The State Department inspector general was investigating the administration’s use of an emergency declaration to sell billions of dollars of weapons to Saudi Arabia and other allies when he was fired last week, the chairman of the House Foreign Affairs Committee said in a statement on Monday.
President TrumpDonald John TrumpTrump tears into ’60 Minutes’ after segment with whistleblower Bright James Woods defends Trump: He ‘loves America more than any president in my lifetime’ Kansas governor to meet with Trump at White House MORE late Friday evening announced his intention to dismiss Steve Linick, the State Department inspector general (IG) since 2013, and drew swift rebuke from Democrats who accused the administration of political retaliation, saying the IG was investigating Secretary of State Mike PompeoMichael (Mike) Richard PompeoChina emerges as potential strain on US-Israel relationship Pompeo warns China over alleged interference in US reporting in Hong Kong Afghan president, rival end stalemate MORE‘s possible misuse of taxpayer funds.
Rep. Eliot EngelEliot Lance EngelRon Johnson says he’s not ‘crying big crocodile tears’ over firing of State Department IG Pelosi on State Department IG firing: ‘Typical of the White House’ to announce something ‘unsavory’ Friday night Pompeo recommended Trump remove State Dept. inspector general: reports MORE (D-N.Y.) said Monday the IG’s firing may also be tied to an investigation into the administration’s Saudi arms sale.
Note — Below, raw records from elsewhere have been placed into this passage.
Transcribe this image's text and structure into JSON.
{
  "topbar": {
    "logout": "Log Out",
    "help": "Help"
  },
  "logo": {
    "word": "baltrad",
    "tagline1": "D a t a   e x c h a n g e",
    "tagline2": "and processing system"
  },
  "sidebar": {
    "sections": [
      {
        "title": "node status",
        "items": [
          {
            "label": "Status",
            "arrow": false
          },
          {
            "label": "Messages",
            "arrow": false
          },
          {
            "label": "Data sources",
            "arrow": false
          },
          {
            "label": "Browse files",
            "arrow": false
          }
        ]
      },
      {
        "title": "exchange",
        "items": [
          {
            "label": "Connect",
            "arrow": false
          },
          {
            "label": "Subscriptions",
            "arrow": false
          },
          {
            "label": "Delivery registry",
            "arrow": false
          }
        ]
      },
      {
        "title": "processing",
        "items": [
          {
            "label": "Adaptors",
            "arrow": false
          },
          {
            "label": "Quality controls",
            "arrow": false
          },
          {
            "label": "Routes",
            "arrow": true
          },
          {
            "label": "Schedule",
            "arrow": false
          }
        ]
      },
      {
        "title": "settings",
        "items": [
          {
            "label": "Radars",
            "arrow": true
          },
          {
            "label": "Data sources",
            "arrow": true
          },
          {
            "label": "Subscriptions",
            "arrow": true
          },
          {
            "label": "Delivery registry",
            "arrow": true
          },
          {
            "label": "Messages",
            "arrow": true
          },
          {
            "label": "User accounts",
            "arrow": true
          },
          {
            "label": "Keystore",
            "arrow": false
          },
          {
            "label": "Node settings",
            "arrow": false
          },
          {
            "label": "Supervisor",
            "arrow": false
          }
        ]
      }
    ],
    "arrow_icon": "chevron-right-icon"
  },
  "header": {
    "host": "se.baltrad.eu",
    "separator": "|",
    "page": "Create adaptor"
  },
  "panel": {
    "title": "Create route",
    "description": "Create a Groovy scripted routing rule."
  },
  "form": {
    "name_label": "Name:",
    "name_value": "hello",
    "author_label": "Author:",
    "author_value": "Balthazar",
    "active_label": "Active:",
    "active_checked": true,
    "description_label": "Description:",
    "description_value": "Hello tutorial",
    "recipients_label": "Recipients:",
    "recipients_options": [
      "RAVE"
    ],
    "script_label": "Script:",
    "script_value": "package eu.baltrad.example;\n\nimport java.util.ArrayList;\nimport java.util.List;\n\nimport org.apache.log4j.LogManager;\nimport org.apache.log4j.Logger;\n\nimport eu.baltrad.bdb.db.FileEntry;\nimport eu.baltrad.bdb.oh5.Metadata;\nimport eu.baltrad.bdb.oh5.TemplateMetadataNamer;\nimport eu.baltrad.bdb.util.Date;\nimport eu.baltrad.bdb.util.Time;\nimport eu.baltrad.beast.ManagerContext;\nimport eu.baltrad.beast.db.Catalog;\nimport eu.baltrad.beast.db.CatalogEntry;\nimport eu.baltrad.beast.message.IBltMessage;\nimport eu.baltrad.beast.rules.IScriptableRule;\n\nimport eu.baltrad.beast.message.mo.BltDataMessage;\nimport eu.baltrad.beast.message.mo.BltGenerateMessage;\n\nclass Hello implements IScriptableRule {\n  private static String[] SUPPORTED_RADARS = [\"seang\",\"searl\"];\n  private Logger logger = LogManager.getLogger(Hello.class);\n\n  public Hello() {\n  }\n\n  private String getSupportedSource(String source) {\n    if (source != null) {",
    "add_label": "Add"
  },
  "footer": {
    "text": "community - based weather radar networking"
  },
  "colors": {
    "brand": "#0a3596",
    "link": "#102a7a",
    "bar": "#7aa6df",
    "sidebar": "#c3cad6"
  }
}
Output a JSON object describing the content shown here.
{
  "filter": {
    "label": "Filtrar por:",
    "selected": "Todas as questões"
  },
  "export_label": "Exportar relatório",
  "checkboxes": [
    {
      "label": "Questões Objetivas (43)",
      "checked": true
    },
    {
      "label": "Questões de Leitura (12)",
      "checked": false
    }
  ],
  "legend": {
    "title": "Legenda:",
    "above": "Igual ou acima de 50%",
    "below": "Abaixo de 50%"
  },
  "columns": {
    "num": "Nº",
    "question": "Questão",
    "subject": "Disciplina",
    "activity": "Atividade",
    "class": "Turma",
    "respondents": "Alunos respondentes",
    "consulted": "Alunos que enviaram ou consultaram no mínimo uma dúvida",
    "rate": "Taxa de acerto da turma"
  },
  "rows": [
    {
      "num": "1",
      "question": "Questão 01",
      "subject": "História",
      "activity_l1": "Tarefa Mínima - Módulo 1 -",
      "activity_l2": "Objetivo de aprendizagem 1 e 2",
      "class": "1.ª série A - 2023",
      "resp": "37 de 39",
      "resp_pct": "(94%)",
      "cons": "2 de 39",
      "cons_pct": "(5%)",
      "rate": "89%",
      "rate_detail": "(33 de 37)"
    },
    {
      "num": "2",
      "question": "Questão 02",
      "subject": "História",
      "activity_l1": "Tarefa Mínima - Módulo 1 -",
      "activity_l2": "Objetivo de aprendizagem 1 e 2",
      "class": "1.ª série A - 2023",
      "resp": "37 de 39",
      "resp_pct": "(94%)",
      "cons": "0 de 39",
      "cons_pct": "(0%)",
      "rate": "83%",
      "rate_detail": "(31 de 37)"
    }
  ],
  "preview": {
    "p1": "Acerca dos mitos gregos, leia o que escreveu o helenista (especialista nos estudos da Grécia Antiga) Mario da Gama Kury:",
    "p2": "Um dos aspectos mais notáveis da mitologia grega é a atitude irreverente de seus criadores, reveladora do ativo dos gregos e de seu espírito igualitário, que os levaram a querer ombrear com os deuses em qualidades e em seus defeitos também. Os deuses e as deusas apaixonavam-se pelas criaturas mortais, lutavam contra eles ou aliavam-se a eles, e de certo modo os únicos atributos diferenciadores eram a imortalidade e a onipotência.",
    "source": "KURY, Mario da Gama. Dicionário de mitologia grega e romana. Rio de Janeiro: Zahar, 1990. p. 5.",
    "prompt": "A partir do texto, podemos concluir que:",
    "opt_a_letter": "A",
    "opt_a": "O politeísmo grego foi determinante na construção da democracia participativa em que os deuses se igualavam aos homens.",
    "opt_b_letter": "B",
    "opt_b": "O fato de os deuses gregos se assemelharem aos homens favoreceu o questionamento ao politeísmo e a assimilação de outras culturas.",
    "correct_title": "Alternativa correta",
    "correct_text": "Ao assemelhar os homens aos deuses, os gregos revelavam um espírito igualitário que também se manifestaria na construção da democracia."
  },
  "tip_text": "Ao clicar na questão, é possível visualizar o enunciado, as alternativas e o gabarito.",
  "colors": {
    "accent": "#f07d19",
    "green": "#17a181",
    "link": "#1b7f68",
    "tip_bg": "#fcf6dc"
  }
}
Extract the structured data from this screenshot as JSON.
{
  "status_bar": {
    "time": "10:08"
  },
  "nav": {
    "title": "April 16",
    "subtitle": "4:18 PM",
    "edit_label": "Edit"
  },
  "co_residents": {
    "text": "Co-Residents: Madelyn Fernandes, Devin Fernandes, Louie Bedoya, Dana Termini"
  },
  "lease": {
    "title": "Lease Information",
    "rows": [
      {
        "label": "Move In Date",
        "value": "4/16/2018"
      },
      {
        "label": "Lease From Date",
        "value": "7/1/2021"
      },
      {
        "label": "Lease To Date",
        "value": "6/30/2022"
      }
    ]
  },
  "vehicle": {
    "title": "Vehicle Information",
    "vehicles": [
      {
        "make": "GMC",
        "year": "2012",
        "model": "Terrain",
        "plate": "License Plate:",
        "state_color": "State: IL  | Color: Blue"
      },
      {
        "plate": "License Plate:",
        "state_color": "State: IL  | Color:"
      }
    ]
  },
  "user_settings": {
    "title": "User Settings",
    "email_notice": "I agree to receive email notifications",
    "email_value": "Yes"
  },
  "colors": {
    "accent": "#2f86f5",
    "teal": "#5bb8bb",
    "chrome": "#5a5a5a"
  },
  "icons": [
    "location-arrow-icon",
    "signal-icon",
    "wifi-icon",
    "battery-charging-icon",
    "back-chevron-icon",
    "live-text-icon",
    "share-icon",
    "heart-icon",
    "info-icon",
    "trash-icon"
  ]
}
“I have learned that there may be another reason for Mr. Linick’s firing. His office was investigating — at my request — Trump’s phony declaration of an emergency so he could send weapons to Saudi Arabia,” Engel wrote in a statement obtained by The Hill.
“We don’t have the full picture yet, but it’s troubling that Secretary Pompeo wanted Mr. Linick pushed out before this work could be completed,” Engel added.
Trump in May of last year issued an emergency declaration that bypassed congressional authorization to sell up to $8 billion of weapons to Saudi Arabia, the United Arab Emirates and Jordan, with Pompeo saying at the time the move was necessary to “deter Iranian aggression.”
Congress had delayed approving the arms sales because it was occurring after the killing of journalist Jamal Kashaoggi at the Saudi Consulate in Istanbul, Turkey.
A Democratic aide confirmed to the Hill that the investigation into the Saudi arms sales was tied to Mr. Linick’s removal.
Engel, along with Sen. Bob Menenedez (D-N.J.), ranking member of the Senate Foreign Relations Committee, have launched an investigation into the circumstances of Linick’s dismissal.
“The administration should comply with the probe I launched with Senator Menendez and turn over all the records requested from the Department by Friday,” Engel said in the statement to The Hill.
White House officials say Pompeo had recommended that Trump remove the IG. The State Department didn’t respond to a request for comment on reasons behind the IG’s firing or if it was done at the insistence of the secretary.